BEGIN Supplied data
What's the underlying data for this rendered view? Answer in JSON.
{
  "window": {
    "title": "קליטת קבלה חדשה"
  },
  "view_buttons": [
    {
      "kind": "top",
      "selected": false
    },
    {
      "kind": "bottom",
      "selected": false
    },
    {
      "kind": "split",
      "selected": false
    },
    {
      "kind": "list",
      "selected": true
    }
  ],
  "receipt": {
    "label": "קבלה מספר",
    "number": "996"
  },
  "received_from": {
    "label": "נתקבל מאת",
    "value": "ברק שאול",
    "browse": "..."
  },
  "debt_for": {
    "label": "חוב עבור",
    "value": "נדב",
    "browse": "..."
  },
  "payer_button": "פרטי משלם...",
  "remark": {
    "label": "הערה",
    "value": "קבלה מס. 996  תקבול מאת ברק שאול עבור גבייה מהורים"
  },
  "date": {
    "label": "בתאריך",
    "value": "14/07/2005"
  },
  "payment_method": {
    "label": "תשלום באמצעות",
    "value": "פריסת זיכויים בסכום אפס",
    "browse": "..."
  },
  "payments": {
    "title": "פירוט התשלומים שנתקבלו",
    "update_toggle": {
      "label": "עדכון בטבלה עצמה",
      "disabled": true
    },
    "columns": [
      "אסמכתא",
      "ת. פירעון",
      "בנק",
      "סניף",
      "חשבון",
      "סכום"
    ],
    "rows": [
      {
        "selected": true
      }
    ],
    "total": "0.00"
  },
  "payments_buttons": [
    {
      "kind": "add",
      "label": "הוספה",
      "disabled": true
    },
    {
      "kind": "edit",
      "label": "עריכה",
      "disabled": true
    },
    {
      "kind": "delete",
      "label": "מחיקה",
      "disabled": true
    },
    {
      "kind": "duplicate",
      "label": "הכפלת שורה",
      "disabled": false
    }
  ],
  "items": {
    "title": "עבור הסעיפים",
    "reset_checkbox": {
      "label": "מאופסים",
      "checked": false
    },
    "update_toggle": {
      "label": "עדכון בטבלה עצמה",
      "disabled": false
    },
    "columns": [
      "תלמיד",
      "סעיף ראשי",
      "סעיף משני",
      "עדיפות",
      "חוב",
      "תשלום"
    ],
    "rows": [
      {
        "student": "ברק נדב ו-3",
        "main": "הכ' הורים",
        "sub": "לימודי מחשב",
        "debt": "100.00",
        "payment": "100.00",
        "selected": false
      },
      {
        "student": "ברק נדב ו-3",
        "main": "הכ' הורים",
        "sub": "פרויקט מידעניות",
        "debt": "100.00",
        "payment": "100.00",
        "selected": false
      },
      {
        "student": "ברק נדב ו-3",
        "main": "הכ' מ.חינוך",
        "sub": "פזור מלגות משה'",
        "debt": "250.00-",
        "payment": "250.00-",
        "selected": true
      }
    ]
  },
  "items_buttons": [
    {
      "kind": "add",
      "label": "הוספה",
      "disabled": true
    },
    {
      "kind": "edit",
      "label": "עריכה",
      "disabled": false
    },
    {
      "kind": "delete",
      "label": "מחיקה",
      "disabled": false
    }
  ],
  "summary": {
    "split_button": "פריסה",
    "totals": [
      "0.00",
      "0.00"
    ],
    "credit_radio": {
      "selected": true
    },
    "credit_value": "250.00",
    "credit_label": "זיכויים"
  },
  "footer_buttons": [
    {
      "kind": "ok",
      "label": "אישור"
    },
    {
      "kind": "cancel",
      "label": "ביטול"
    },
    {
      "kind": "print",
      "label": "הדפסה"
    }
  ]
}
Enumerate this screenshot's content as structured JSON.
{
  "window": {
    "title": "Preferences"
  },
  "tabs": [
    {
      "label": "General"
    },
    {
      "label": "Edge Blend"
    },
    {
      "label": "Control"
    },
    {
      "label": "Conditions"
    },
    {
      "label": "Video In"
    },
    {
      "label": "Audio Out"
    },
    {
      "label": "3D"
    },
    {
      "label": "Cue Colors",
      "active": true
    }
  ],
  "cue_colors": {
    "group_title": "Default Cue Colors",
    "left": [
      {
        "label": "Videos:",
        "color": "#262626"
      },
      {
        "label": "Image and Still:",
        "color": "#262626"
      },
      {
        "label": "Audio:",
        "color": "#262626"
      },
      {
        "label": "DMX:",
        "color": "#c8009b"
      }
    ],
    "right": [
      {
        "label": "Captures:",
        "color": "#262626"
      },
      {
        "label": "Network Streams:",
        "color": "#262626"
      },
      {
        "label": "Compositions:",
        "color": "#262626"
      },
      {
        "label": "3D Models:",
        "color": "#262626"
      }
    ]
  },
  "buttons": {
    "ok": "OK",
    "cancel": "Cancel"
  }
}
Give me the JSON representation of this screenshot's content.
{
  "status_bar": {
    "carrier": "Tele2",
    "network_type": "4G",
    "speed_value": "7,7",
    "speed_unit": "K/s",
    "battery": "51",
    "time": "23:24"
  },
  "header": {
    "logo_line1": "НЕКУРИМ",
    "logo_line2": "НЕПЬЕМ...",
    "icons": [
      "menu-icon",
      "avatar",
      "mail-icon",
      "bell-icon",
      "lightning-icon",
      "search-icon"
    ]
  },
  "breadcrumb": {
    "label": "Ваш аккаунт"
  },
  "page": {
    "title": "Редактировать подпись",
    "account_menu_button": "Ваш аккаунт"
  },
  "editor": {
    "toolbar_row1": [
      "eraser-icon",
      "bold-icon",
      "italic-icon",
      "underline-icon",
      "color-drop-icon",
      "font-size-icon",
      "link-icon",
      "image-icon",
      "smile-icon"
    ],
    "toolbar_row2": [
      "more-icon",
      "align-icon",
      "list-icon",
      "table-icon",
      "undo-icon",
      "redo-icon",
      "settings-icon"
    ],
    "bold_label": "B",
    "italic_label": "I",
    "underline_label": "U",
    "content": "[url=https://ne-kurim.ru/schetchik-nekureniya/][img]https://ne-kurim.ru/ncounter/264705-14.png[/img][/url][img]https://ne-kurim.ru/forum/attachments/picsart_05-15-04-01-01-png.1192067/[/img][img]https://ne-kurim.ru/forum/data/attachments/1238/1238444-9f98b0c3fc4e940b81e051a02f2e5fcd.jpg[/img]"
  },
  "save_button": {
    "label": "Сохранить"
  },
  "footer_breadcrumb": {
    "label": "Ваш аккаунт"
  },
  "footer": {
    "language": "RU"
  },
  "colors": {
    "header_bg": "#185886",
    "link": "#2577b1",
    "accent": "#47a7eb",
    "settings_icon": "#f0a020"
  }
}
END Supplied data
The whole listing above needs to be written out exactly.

**Completed exercise**
What's the underlying data for this rendered view? Answer in JSON.
{
  "window": {
    "title": "קליטת קבלה חדשה"
  },
  "view_buttons": [
    {
      "kind": "top",
      "selected": false
    },
    {
      "kind": "bottom",
      "selected": false
    },
    {
      "kind": "split",
      "selected": false
    },
    {
      "kind": "list",
      "selected": true
    }
  ],
  "receipt": {
    "label": "קבלה מספר",
    "number": "996"
  },
  "received_from": {
    "label": "נתקבל מאת",
    "value": "ברק שאול",
    "browse": "..."
  },
  "debt_for": {
    "label": "חוב עבור",
    "value": "נדב",
    "browse": "..."
  },
  "payer_button": "פרטי משלם...",
  "remark": {
    "label": "הערה",
    "value": "קבלה מס. 996  תקבול מאת ברק שאול עבור גבייה מהורים"
  },
  "date": {
    "label": "בתאריך",
    "value": "14/07/2005"
  },
  "payment_method": {
    "label": "תשלום באמצעות",
    "value": "פריסת זיכויים בסכום אפס",
    "browse": "..."
  },
  "payments": {
    "title": "פירוט התשלומים שנתקבלו",
    "update_toggle": {
      "label": "עדכון בטבלה עצמה",
      "disabled": true
    },
    "columns": [
      "אסמכתא",
      "ת. פירעון",
      "בנק",
      "סניף",
      "חשבון",
      "סכום"
    ],
    "rows": [
      {
        "selected": true
      }
    ],
    "total": "0.00"
  },
  "payments_buttons": [
    {
      "kind": "add",
      "label": "הוספה",
      "disabled": true
    },
    {
      "kind": "edit",
      "label": "עריכה",
      "disabled": true
    },
    {
      "kind": "delete",
      "label": "מחיקה",
      "disabled": true
    },
    {
      "kind": "duplicate",
      "label": "הכפלת שורה",
      "disabled": false
    }
  ],
  "items": {
    "title": "עבור הסעיפים",
    "reset_checkbox": {
      "label": "מאופסים",
      "checked": false
    },
    "update_toggle": {
      "label": "עדכון בטבלה עצמה",
      "disabled": false
    },
    "columns": [
      "תלמיד",
      "סעיף ראשי",
      "סעיף משני",
      "עדיפות",
      "חוב",
      "תשלום"
    ],
    "rows": [
      {
        "student": "ברק נדב ו-3",
        "main": "הכ' הורים",
        "sub": "לימודי מחשב",
        "debt": "100.00",
        "payment": "100.00",
        "selected": false
      },
      {
        "student": "ברק נדב ו-3",
        "main": "הכ' הורים",
        "sub": "פרויקט מידעניות",
        "debt": "100.00",
        "payment": "100.00",
        "selected": false
      },
      {
        "student": "ברק נדב ו-3",
        "main": "הכ' מ.חינוך",
        "sub": "פזור מלגות משה'",
        "debt": "250.00-",
        "payment": "250.00-",
        "selected": true
      }
    ]
  },
  "items_buttons": [
    {
      "kind": "add",
      "label": "הוספה",
      "disabled": true
    },
    {
      "kind": "edit",
      "label": "עריכה",
      "disabled": false
    },
    {
      "kind": "delete",
      "label": "מחיקה",
      "disabled": false
    }
  ],
  "summary": {
    "split_button": "פריסה",
    "totals": [
      "0.00",
      "0.00"
    ],
    "credit_radio": {
      "selected": true
    },
    "credit_value": "250.00",
    "credit_label": "זיכויים"
  },
  "footer_buttons": [
    {
      "kind": "ok",
      "label": "אישור"
    },
    {
      "kind": "cancel",
      "label": "ביטול"
    },
    {
      "kind": "print",
      "label": "הדפסה"
    }
  ]
}
Enumerate this screenshot's content as structured JSON.
{
  "window": {
    "title": "Preferences"
  },
  "tabs": [
    {
      "label": "General"
    },
    {
      "label": "Edge Blend"
    },
    {
      "label": "Control"
    },
    {
      "label": "Conditions"
    },
    {
      "label": "Video In"
    },
    {
      "label": "Audio Out"
    },
    {
      "label": "3D"
    },
    {
      "label": "Cue Colors",
      "active": true
    }
  ],
  "cue_colors": {
    "group_title": "Default Cue Colors",
    "left": [
      {
        "label": "Videos:",
        "color": "#262626"
      },
      {
        "label": "Image and Still:",
        "color": "#262626"
      },
      {
        "label": "Audio:",
        "color": "#262626"
      },
      {
        "label": "DMX:",
        "color": "#c8009b"
      }
    ],
    "right": [
      {
        "label": "Captures:",
        "color": "#262626"
      },
      {
        "label": "Network Streams:",
        "color": "#262626"
      },
      {
        "label": "Compositions:",
        "color": "#262626"
      },
      {
        "label": "3D Models:",
        "color": "#262626"
      }
    ]
  },
  "buttons": {
    "ok": "OK",
    "cancel": "Cancel"
  }
}
Give me the JSON representation of this screenshot's content.
{
  "status_bar": {
    "carrier": "Tele2",
    "network_type": "4G",
    "speed_value": "7,7",
    "speed_unit": "K/s",
    "battery": "51",
    "time": "23:24"
  },
  "header": {
    "logo_line1": "НЕКУРИМ",
    "logo_line2": "НЕПЬЕМ...",
    "icons": [
      "menu-icon",
      "avatar",
      "mail-icon",
      "bell-icon",
      "lightning-icon",
      "search-icon"
    ]
  },
  "breadcrumb": {
    "label": "Ваш аккаунт"
  },
  "page": {
    "title": "Редактировать подпись",
    "account_menu_button": "Ваш аккаунт"
  },
  "editor": {
    "toolbar_row1": [
      "eraser-icon",
      "bold-icon",
      "italic-icon",
      "underline-icon",
      "color-drop-icon",
      "font-size-icon",
      "link-icon",
      "image-icon",
      "smile-icon"
    ],
    "toolbar_row2": [
      "more-icon",
      "align-icon",
      "list-icon",
      "table-icon",
      "undo-icon",
      "redo-icon",
      "settings-icon"
    ],
    "bold_label": "B",
    "italic_label": "I",
    "underline_label": "U",
    "content": "[url=https://ne-kurim.ru/schetchik-nekureniya/][img]https://ne-kurim.ru/ncounter/264705-14.png[/img][/url][img]https://ne-kurim.ru/forum/attachments/picsart_05-15-04-01-01-png.1192067/[/img][img]https://ne-kurim.ru/forum/data/attachments/1238/1238444-9f98b0c3fc4e940b81e051a02f2e5fcd.jpg[/img]"
  },
  "save_button": {
    "label": "Сохранить"
  },
  "footer_breadcrumb": {
    "label": "Ваш аккаунт"
  },
  "footer": {
    "language": "RU"
  },
  "colors": {
    "header_bg": "#185886",
    "link": "#2577b1",
    "accent": "#47a7eb",
    "settings_icon": "#f0a020"
  }
}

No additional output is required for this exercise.